Answer: You may not have to give up anything, and you may gain a few things, depending on how you bank.
Credit unions are member-owned, which means they don’t have to worry about making profits for shareholders. That translates into better interest rates and lower fees than banks. Many people discover credit unions when they’re looking for auto financing or personal loans, drawn by credit unions’ typically lower rates compared with those charged by banks.
You may find banking with credit unions cheaper in other ways. Most have very low minimum balance requirements for free checking and savings accounts. Many credit unions are also members of the Co-Op Network, which offers fee-free access to more than 28,000 ATMs nationwide, far more than any bank.
That doesn’t mean they’re right for everyone. While most credit unions offer online banking and free bill payment services, for example, their other services may vary. Some offer real estate loans, for example, while others don’t.

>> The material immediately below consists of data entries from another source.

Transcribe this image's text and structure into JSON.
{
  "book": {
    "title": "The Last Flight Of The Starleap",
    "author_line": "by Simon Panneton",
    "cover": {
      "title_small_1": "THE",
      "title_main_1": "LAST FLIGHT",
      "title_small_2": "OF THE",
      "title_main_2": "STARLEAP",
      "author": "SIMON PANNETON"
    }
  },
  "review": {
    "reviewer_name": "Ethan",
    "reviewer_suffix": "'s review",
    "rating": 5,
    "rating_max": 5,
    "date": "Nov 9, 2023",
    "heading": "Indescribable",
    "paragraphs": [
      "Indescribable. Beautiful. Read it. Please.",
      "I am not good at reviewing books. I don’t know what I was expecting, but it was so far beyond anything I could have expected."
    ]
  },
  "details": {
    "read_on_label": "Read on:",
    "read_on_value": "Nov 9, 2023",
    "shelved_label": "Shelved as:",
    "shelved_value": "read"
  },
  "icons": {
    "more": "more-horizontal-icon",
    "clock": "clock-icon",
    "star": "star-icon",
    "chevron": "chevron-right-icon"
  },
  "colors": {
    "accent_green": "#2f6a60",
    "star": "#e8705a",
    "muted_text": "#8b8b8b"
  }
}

Before you switch, you’d be smart to review your transactions over the past few months and think about what loans or services you’re likely to need in the future. Make a list and ask your credit union what it provides and what fees it charges.
If you decide to move, open your new accounts first and set up online access so you can monitor your transactions. Then move any direct deposits you have, such as your paychecks. Change any automatic debits and recurring payments so they come out of your new account. Keep open your old accounts until all payments have cleared, then shut those down.
To find a credit union you can join, visit www.creditunionfinder.com